2023 Privacy Law Updates That Your Business Needs to Know

By Elliot Brake, and Kevan Lee Deckelmann

2023 is poised to be a significant year in privacy law, with changes happening at the state, national, and international level. Here’s what companies need to know about privacy law expectations on consumer data going into the New Year.

New state privacy laws add changes that will impact businesses

In 2023, four new state privacy laws will come into effect: the California Privacy Rights Act (CPRA) and the Virginia Consumer Data Protection Act on January 1, and the newly passed Connecticut Data Privacy Act and the Colorado Privacy Act become operative on July 1.

Of note, the California Law (CPRA) will have the earliest, greatest implications for companies, and will supplant the current California Consumer Privacy Act (CCPA). The new CPRA has 2 aspects of particular concern to businesses:

  1. Removal of the 30-day notice and cure period for violations.
  2. Broadening of the circumstances in which the law’s $7,500 per violation fine will apply.

Fortunately, modified proposed regulations for the CPRA were recently released and feature simplified disclosure requirements as well as guidance for the collection and processing of sensitive consumer data that, if approved, would provide helpful clarification to covered businesses.

State privacy laws come down on major companies, Sephora and Samsung

Although the CCPA (which initially lacked enforcement) will soon be supplanted by the CPRA, the California Attorney General has shown that it intends to exercise its authority under the law. Last month, Sephora was the recipient of the first CCPA enforcement action that resulted in $1.2 million in assessed penalties in addition to injunctive relief. Sephora failed to disclose to its consumers that personal information, such as online purchases, was sold to third parties for targeted advertising purposes. Despite a 30-day notice and cure period (which will be removed with the new Act), Sephora was unable to bring its data collection practices into compliance.

Additionally, the Illinois Biometric Information Privacy Act (BIPA) continues to be a major source of private, consumer-led litigation against companies that collect biometric data: 50,000 Samsung phone users are currently seeking arbitration against Samsung for allegations that the company unlawfully used facial recognition technology.

Otherwise, the state privacy law landscape remained quiet over the summer as several state legislatures hit the pause button on consumer privacy laws.

Nationally, American Data Privacy and Protection Act slow on progress

At the federal level, the American Data Privacy and Protection Act, which aims to restrict the collection and use of consumer data and would preempt similar state laws, continues to make its way through the House but is unlikely to see further progress until next year.
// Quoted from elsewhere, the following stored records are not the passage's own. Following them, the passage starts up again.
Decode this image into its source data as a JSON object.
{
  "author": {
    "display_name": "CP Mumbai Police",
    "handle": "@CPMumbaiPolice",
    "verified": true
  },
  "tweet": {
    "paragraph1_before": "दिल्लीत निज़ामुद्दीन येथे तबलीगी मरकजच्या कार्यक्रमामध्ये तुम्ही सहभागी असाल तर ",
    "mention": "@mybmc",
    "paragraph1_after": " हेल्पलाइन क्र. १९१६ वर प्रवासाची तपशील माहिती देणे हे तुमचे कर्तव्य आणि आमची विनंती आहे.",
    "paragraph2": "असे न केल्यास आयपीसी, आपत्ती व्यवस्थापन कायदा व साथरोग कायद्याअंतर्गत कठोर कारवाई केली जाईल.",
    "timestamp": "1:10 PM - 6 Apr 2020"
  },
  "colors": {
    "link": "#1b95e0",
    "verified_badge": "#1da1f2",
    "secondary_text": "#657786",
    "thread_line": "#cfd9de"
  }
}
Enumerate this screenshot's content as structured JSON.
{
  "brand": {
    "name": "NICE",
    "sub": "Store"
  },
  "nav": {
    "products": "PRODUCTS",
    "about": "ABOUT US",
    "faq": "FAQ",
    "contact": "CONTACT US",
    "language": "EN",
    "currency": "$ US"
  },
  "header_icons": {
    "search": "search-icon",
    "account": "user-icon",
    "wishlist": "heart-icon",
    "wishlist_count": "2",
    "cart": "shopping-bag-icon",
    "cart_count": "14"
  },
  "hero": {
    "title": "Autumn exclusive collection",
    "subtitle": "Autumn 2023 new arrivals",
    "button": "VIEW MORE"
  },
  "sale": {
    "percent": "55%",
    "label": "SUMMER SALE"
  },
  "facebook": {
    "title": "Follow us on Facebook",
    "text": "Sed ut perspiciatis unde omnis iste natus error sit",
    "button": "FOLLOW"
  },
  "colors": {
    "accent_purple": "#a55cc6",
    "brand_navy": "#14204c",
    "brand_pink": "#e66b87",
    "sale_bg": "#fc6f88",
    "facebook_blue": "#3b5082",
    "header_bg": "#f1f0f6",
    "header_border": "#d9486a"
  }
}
The Federal Trade Commission (FTC) continues to receive public comments in response to its proposed rulemaking directed at hot button privacy issues like targeted advertising, biometrics, and protections for children, but has been described by critics as overly broad and exceeding the FTC’s rule-making authority.

Internationally, President Biden makes progress on EU-U.S. data privacy framework

In international privacy news, President Biden approved regulations and commitments for implementing the new EU-U.S. Data Privacy Framework that was announced in March. The new framework will govern how U.S. intelligence agencies handle the personal data of EU residents, aiming to facilitate increased transatlantic data flow after the older Privacy Shield was struck down in 2020.

Bernstein Shur’s Media & Marketing Practice Group helps businesses navigate changes to privacy law and provides counsel on how these changes will impact you and your business.